I didn’t know there were sixteenth-century literary questions that were “walled off” and “taboo” in universities. In fact, this kind of enforced orthodoxy is the very opposite of education.
There are times in life that one gets so hopping mad, so furious, so murderously angry, that there’s only one thing a person can do. And that’s write and perform a one-man show. This was one of those times. The piece I was going to write about a buffoon who believes Shakespeare didn’t write Shakespeare didn’t happen.
Instead, I adapted Mark Twain’s Is Shakespeare Dead? And debuted it at the 2002 Montreal Fringe Festival. It was later filmed for Canadian television, and is now on YouTube receiving thousands of hits all over the world every year.
Finally, it’s important to note how far the goal-posts have been moved by those defending the orthodox position that William from Stratford wrote the Shakespearean works. When I started my theatre studies in the 1970s, the position of most scholars was that Shakespeare wrote Shakespeare with the possible exception of some of Pericles, which may have been a collaboration and was, consequently, left out of the First Folio.
Today, in 2018, the Shakespeare Birthplace Trust in their book, Shakespeare Beyond Doubt: Evidence, Argument, Controversy, admits to “a conservative estimate [that] John Fletcher, Thomas Middleton, Thomas Nashe, George Peele, George Wilkens,” all contributed to Shakespeare’s writings. And Oxford University adds another name to the contributors, Christopher Marlowe, who is now credited by this august institution of co-writing the three Henry VI plays. OUP also contends that a full 38 percent of the plays are collaborations.
For orthodox scholars to have moved that far away from Shakespeare as sole author is certainly tantamount to an admission there is a Shakespeare Authorship Question.
A preview of Shakespeare Crackpot

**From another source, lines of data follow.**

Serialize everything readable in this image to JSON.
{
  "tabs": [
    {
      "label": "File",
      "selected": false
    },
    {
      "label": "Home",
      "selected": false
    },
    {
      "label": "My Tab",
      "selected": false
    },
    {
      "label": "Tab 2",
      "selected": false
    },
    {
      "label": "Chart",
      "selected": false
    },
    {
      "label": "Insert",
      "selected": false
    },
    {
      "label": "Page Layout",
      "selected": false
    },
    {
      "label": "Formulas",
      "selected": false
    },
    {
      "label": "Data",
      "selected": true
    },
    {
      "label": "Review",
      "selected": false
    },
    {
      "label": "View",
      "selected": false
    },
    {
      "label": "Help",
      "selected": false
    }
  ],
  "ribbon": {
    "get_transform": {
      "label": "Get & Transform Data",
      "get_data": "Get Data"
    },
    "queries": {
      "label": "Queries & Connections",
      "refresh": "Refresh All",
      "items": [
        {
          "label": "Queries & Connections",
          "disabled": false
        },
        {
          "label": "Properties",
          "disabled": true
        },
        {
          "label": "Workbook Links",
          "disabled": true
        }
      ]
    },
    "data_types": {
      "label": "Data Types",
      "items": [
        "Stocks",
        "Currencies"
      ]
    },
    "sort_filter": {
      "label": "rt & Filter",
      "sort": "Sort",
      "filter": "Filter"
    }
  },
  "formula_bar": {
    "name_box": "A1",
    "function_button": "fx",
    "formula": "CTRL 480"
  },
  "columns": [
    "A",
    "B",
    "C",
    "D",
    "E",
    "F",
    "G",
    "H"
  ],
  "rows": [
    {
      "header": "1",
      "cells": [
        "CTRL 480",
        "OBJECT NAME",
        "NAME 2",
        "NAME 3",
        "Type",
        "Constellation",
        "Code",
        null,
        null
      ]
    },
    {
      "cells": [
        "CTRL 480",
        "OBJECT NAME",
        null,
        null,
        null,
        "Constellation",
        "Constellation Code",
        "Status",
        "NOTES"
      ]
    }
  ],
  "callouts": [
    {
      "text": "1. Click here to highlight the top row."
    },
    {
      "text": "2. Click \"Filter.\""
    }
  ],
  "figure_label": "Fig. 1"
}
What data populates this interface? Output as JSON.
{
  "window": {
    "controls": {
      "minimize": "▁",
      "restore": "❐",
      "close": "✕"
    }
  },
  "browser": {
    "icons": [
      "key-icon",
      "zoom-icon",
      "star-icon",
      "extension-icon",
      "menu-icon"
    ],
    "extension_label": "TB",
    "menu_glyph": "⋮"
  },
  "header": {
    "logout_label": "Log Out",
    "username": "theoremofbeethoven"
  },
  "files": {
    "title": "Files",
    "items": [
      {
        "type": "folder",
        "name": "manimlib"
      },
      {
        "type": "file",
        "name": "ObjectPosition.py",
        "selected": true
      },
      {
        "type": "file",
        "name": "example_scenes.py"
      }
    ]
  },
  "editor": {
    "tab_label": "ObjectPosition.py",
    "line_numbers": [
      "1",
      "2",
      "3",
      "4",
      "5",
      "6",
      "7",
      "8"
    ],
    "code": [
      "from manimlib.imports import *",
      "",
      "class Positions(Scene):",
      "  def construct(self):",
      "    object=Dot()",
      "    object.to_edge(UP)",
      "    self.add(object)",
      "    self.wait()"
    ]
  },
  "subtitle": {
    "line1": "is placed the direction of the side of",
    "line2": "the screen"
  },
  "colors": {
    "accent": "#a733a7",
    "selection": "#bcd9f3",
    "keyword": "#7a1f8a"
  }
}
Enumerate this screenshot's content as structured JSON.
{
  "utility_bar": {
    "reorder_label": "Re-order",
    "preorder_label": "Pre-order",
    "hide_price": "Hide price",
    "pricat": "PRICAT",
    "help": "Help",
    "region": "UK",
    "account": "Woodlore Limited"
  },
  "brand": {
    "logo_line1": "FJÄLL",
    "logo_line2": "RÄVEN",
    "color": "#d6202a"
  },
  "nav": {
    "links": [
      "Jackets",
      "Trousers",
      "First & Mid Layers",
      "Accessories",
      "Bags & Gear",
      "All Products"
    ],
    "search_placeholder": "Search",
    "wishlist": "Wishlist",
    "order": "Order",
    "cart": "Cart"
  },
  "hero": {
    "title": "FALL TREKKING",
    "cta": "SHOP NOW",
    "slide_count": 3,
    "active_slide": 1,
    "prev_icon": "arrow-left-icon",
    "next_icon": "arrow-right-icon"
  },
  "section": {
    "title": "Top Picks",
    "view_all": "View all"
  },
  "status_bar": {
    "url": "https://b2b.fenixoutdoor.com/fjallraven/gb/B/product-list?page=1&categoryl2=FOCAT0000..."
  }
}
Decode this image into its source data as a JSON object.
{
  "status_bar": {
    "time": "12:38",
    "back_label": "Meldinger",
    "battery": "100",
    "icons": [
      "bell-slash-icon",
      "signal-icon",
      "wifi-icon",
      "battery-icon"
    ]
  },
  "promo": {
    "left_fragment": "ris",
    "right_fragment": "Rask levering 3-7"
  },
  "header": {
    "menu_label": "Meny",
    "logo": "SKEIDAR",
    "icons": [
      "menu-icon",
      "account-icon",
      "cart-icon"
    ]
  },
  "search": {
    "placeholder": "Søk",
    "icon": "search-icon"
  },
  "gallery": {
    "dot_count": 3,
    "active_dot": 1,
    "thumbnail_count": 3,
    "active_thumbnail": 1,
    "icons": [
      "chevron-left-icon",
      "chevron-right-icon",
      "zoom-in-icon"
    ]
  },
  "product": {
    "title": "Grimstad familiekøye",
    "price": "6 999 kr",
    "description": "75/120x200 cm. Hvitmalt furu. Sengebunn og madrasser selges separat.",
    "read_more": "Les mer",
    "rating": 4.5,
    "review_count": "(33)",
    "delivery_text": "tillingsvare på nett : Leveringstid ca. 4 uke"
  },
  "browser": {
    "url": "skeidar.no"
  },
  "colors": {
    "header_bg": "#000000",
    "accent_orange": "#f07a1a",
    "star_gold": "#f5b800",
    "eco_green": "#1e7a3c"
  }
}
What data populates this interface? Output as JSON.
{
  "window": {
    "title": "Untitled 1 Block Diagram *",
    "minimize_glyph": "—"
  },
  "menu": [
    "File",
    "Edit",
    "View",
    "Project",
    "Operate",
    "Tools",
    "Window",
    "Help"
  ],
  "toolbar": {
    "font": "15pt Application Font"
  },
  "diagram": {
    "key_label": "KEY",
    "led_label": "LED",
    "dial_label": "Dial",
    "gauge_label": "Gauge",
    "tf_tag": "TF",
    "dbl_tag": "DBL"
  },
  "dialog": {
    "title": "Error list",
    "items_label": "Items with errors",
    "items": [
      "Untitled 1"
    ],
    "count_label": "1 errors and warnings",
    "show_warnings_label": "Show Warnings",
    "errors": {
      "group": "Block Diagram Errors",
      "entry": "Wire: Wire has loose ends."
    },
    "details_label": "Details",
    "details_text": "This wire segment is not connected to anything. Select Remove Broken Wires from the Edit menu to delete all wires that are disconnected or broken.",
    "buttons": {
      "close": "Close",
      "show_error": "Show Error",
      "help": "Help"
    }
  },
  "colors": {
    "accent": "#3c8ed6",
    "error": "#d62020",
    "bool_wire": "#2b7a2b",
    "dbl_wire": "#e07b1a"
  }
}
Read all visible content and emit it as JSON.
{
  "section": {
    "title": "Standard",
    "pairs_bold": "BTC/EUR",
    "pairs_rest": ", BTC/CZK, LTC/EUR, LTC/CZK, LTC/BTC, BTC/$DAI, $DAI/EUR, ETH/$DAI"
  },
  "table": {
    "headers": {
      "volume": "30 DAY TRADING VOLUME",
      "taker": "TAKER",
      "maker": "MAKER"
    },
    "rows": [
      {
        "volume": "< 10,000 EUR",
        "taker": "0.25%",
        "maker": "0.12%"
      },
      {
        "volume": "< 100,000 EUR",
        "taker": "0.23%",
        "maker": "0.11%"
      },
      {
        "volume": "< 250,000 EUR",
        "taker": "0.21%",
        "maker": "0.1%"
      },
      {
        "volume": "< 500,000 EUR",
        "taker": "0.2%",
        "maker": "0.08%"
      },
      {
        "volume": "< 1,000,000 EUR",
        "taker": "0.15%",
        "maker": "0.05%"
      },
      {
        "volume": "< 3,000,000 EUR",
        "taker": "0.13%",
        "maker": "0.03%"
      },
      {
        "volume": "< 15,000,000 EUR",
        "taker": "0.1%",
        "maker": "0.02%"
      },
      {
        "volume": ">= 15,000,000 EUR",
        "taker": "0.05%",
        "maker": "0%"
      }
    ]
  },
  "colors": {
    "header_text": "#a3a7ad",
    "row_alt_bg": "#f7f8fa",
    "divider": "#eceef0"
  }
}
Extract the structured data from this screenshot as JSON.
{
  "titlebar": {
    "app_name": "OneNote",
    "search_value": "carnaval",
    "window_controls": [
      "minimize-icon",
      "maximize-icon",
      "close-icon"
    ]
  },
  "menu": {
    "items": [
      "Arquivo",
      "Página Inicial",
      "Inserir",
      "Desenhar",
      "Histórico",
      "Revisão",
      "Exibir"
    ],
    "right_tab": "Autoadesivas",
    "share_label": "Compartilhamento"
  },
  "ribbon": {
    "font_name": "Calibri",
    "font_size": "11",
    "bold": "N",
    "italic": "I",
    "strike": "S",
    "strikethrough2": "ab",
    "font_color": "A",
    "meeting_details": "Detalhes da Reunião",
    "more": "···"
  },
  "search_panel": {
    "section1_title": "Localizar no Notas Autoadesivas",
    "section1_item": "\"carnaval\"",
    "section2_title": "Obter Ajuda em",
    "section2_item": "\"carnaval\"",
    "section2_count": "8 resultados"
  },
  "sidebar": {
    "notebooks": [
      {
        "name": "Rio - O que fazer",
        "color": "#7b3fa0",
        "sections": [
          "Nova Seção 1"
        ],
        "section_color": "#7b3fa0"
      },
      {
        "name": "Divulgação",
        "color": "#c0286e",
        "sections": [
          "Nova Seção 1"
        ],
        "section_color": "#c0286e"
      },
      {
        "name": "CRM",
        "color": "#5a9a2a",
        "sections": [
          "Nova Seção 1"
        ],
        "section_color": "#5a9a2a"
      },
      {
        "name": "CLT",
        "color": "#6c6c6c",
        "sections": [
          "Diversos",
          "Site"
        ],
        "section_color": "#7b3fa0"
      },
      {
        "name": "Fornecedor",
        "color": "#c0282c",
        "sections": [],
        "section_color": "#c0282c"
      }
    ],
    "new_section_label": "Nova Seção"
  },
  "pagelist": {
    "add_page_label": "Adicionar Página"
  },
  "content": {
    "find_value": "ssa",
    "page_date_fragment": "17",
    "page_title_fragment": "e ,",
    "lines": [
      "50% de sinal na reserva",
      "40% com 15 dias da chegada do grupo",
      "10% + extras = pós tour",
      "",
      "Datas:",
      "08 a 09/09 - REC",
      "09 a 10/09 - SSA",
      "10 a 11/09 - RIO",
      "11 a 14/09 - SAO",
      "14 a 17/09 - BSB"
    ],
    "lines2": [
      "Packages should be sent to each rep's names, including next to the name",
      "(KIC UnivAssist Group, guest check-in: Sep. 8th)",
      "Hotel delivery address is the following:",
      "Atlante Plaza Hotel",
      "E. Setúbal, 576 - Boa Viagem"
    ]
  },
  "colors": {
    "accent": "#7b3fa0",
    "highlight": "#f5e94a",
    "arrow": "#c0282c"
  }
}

Abstract: This paper offers the reflections of a Canadian actor on the “Shakespeare Authorship Question.” After completing his Ph.D. in Theatre, the writer found himself asking why, in all his years in academe, no one ever mentioned that there even was such a thing as a “Shakespeare Authorship Question.” His own questioning led to the creation of several one-person shows on the subject. His pieces go beyond exploring the “Question” to also tackle the notion of authorship and the practice of biography. One of the most successful of them builds on Mark Twain’s material on the contested issue of Shakespeare’s Authorship.
*Keir Cutler, Ph.D., is a Montreal-based actor. He has written several one-person shows about the authorship question and his adaptation of Mark Twain’s Is Shakespeare Dead can be found on Youtube. His adaptation of the Twain material has also been translated into German and has been played successfully at festivals in Germany.
Questioning Shakespeare’s Authorship